[Entries taken from a collection]
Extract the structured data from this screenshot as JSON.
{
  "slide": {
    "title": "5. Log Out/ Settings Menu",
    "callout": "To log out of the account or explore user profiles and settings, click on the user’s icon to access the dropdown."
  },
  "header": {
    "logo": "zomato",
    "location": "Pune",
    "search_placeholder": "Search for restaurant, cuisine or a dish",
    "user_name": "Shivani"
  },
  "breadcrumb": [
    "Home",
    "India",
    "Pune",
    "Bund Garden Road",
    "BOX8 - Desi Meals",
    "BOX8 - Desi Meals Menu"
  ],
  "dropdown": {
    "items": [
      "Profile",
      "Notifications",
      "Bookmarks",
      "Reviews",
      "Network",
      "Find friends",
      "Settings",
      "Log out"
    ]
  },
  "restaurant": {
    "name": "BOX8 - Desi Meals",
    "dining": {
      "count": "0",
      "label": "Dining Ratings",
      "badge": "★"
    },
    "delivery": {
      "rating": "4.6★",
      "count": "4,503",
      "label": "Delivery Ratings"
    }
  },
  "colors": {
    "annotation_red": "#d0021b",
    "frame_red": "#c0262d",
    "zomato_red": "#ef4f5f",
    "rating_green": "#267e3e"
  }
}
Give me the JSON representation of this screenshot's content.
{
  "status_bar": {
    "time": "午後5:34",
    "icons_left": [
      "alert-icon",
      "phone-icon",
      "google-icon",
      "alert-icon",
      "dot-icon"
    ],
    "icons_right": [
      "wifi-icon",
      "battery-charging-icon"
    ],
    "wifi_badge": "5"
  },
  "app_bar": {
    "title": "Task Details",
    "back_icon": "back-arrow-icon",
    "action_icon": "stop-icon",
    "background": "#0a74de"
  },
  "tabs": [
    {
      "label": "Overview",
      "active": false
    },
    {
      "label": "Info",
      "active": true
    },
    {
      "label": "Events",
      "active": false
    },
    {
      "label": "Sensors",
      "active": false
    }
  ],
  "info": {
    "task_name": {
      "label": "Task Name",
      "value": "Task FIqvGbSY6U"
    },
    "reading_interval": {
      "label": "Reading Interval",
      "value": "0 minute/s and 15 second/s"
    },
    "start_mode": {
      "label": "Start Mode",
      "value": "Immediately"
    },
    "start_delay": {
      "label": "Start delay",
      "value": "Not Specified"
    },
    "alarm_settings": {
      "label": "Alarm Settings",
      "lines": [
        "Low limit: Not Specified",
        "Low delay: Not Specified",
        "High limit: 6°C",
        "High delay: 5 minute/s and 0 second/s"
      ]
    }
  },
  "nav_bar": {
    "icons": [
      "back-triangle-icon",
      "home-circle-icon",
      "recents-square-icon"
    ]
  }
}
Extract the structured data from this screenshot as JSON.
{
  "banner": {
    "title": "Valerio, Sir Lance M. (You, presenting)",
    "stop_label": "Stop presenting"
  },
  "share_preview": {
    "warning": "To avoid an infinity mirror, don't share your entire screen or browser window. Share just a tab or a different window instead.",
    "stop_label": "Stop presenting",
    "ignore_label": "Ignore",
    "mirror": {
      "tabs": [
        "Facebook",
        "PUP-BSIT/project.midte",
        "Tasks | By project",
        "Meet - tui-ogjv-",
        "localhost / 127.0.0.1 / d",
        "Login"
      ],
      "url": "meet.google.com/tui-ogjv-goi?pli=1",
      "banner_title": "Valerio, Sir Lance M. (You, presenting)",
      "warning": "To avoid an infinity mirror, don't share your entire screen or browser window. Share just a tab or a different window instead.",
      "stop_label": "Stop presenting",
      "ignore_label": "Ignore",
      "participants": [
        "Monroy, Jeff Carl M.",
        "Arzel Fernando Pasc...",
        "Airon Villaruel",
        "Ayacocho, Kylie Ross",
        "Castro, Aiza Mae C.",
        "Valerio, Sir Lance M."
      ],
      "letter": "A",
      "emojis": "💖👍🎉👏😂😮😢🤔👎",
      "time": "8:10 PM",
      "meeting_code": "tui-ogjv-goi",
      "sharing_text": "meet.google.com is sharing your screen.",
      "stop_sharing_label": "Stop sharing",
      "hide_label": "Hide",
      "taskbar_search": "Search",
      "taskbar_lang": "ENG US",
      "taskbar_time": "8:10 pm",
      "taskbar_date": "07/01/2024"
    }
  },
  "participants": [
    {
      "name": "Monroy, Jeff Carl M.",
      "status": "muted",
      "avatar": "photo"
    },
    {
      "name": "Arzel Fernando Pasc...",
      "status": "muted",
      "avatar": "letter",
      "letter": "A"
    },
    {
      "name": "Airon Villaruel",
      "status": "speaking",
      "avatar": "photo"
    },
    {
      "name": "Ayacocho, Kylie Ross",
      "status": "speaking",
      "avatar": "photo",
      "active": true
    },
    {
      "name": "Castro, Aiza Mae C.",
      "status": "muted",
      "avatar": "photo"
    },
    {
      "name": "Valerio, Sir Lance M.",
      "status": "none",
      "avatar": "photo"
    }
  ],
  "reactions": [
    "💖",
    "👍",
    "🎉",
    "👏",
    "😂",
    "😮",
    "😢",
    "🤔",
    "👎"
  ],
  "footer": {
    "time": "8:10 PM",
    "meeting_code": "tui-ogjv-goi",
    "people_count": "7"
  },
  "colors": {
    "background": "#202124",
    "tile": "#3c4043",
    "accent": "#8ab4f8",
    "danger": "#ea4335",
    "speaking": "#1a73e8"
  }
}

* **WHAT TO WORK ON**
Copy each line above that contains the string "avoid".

* **EXERCISE OUTPUT**
    "warning": "To avoid an infinity mirror, don't share your entire screen or browser window. Share just a tab or a different window instead.",
      "warning": "To avoid an infinity mirror, don't share your entire screen or browser window. Share just a tab or a different window instead.",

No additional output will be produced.